“The rights of all married couples will never be truly secure without the proper protections under federal law. And that is why the Respect for Marriage Act is needed,” Senate Majority Leader Charles E. Schumer (DN.Y.) said Monday. “Passing this bill is our chance to send a message to Americans everywhere: no matter who you are, who you love, you deserve dignity and equal treatment under the law. about as american [an] ideal as it stands.
The Respect for Marriage Act would not require states to issue marriage licenses to same-sex couples, but would require people to be considered married in any state as long as the marriage was valid in the state. where it was celebrated. The bill would also repeal the Defense of Marriage Act of 1996, which defined marriage as the union of one man and one woman and allowed states to refuse to recognize same-sex marriages performed in other states. . This law remained in force despite being declared unconstitutional by the Supreme Court in 2015. in power in Oberfelfell v. Hodges.
“Whether it’s a family member, friend or staff member, we all know someone who is in a same-sex or interracial marriage,” said Sen. Tammy Baldwin (D-Wis.), the first person openly homosexual elected to the Senate. , tweeted Monday. “That’s why I work across party lines to make sure their marriages are protected.”
Baudouin was part of a bipartisan group that had tried to find 10 Republican votes needed for the bill to pass in September, and ultimately negotiated a delay in the vote until after the midterm elections. The group – which included Sens. Susan Collins (R-Maine), Rob Portman (R-Ohio), Kyrsten Sinema (D-Arizona) and Thom Tillis (RN.C.) – also worked on an amendment to the bill to assuage some Republicans’ concerns about religious freedom.

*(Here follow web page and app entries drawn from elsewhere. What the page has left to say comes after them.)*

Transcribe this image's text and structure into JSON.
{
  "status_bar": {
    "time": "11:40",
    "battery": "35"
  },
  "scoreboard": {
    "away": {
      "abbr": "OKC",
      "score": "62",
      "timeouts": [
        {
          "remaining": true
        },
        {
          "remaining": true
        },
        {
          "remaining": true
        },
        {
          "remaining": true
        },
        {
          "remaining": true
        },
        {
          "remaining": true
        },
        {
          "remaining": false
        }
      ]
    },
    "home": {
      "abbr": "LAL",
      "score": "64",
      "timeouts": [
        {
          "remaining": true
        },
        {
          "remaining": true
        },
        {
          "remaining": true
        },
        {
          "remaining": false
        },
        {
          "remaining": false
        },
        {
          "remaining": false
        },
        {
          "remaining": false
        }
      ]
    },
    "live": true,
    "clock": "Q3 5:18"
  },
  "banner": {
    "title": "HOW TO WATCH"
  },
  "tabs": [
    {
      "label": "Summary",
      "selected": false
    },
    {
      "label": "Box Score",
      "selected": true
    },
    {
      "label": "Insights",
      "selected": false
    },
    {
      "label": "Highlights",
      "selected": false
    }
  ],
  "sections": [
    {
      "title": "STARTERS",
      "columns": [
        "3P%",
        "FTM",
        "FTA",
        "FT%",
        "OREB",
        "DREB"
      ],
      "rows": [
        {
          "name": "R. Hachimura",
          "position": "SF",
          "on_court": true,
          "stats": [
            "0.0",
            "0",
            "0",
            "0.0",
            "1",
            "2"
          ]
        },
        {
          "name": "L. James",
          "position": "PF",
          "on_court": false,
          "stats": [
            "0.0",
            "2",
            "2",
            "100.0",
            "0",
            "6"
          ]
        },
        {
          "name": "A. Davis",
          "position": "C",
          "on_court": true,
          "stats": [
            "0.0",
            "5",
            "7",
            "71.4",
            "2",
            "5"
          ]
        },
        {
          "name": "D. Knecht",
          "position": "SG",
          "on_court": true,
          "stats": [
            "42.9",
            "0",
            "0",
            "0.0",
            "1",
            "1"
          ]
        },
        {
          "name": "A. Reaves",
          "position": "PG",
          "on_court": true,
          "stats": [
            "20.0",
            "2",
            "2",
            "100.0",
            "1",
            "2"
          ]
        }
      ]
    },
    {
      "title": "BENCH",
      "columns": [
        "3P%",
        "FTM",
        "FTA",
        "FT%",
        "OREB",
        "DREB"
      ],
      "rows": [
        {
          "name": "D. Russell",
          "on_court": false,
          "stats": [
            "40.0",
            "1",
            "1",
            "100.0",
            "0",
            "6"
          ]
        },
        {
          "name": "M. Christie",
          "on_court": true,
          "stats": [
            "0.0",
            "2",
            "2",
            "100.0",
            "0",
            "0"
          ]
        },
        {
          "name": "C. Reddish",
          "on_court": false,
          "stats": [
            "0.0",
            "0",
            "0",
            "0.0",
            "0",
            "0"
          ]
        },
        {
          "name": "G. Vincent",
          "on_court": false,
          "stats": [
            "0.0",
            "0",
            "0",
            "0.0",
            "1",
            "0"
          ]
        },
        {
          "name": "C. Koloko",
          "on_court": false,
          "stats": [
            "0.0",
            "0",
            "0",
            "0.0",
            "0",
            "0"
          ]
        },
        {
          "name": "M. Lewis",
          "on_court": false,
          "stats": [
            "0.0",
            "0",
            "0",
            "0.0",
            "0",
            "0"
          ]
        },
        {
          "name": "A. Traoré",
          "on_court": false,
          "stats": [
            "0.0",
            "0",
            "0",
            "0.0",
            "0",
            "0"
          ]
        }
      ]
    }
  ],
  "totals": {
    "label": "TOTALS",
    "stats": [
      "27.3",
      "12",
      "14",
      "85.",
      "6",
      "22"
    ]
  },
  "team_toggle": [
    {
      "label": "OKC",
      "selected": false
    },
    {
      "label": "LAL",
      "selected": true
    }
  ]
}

Among other things, the amendment clarifies that the bill does not authorize the federal government to recognize polygamous marriages and confirms that nonprofit religious organizations would not be required to provide “services, facilities or goods for the solemnization or solemnization of a marriage”.
Several religious leaders and groups have spoken out in support of the amended bill, including The Church of Jesus Christ of Latter-day Saints. In a joint statement earlier this month, the bipartisan group of senators that worked on the amendment touted its protections for religious freedoms as much as protections for same-sex and interracial couples.
“We look forward to this legislation being introduced and are confident that this amendment has helped gain the broad bipartisan support needed to pass our common sense legislation,” the senators said.
On Monday, Schumer said it was “remarkable” that senators from both parties are having this debate.
“Ten years ago, it would have stretched all our imaginations to imagine both sides talking about protecting the rights of same-sex married couples,” he said. “America is moving forward, albeit sometimes in difficult ways, and sometimes it’s two steps forward, one step back. But today is a big step forward.”
Democrats have warned since June that federal protections for same-sex and interracial marriages, along with other rights, could be at risk after the Supreme Court overturned Roe v. Wade, who for almost 50 years had guaranteed the right to abortion in the United States.
In its June agreement with the decision to cancel Deer, Supreme Court Justice Clarence Thomas wrote that the High Court should also review previous decisions that have legalized the right to purchase and use contraception without government restriction (Griswold v. Connecticut), same-sex relationships (Lawrence v. Texas) and marriage equality (Oberfelfell v. Hodges).
“In future cases, we should reconsider all substantive due process precedents of this Court, including Griswold, Lawrence and Oberfelfell,Thomas wrote. “Because any substantive due process ruling is ‘demonstrably wrong’…we have a duty to ‘correct the error’ established in these precedents.”
Thomas’ opinion has set off alarm bells among proponents of marriage equality, especially with the prospect of a Republican-controlled Congress following the midterm elections. In July, the House passed the Respect for Marriage Act, but the Senate postponed its vote on the bill until after the midterm elections. The decision to postpone the vote was negotiated on a bipartisan basis and was made to ensure there were enough votes to pass the measure.